Scotwork is apparently the world leader in negotiation training.
Learn something new every day
More Info... by email
There are three items to consider when looking for negotiation training: purpose, admissions requirements, and faculty. Negotiation training can be part of a business degree or diploma or offered as a specialized, post-graduate certificate. Most negotiation training programs are affiliated with local business schools, but they are also offered by law enforcement schools, as well as other specialized programs. A negotiation is the process of resolving a conflict between two parties through discussions, bargaining, and mediation.
There are two types of negotiation training programs: business negotiator and diplomatic or crisis negotiation training. The business negotiation programs are available through degree programs in commerce or business. These types of programs focus on game strategy, statistics, and how to get the best deal though negotiations.
Crisis negotiation training is focused on understanding human behavior under pressure, managing the anxiety level, and reducing the level of potential harm. This type of training is available through law enforcement academies, crisis management degrees, and advanced medical training. Additional certification is also available for psychologists and counselors.
Although both types of training are available through either a university or community college, the expectations and career options are quite different. A business negotiator is willing to deal with the risk of business loss or gain through negotiation. The crisis negotiator is facing a risk of harm to people, property, and a broader community. Both are expected to obtain a significant level of detailed knowledge surrounding human psychology and behavior. Be sure to think about what type of career you are looking for when selecting between these two options.
To qualify for admission, you must meet the admissions requirements for either business, law, or health sciences training programs. Certificate and post-graduate programs typically require an undergraduate degree or diploma to qualify for admissions. The most prestigious programs also require a personal interview, physiological profile, and an aptitude test.
Most negotiation training and related programs provide the biographies of their faculty or instructors on their websites. The information listed typically includes the academic credentials, work experience, special training, and any awards they have received. Review the information with care and learn more about the different areas of specialization.
There are a wide range of private schools, online courses, videos, books, and other resources that provide information on negotiation training.

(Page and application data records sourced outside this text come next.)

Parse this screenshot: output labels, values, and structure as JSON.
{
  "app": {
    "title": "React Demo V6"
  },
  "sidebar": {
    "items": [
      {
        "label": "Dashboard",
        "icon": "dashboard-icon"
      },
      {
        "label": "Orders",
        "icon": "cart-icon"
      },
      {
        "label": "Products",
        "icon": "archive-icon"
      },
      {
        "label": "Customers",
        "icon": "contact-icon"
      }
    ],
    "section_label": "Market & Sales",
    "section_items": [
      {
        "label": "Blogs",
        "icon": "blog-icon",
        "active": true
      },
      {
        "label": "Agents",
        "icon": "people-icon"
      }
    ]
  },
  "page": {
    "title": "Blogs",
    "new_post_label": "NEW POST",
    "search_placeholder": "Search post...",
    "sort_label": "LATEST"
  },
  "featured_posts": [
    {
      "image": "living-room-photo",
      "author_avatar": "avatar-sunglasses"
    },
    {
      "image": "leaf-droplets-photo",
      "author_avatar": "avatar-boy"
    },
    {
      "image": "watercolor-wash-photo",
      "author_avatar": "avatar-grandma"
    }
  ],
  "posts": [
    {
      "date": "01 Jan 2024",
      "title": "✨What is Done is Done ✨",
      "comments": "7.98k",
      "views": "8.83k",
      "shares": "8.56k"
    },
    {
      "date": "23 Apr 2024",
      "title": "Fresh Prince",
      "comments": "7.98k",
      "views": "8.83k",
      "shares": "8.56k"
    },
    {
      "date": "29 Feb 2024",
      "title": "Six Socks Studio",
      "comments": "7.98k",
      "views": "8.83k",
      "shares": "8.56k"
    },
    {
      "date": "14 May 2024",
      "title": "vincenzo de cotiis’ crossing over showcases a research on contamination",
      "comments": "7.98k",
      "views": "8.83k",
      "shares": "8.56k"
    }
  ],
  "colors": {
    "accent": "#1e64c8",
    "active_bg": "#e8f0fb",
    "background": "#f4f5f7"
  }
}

It is important to carefully review the academic credentials of these tools before investing money and time. This field is unregulated, so it is important to do your research before investing money in courses or tools that may not be accurate or relevant.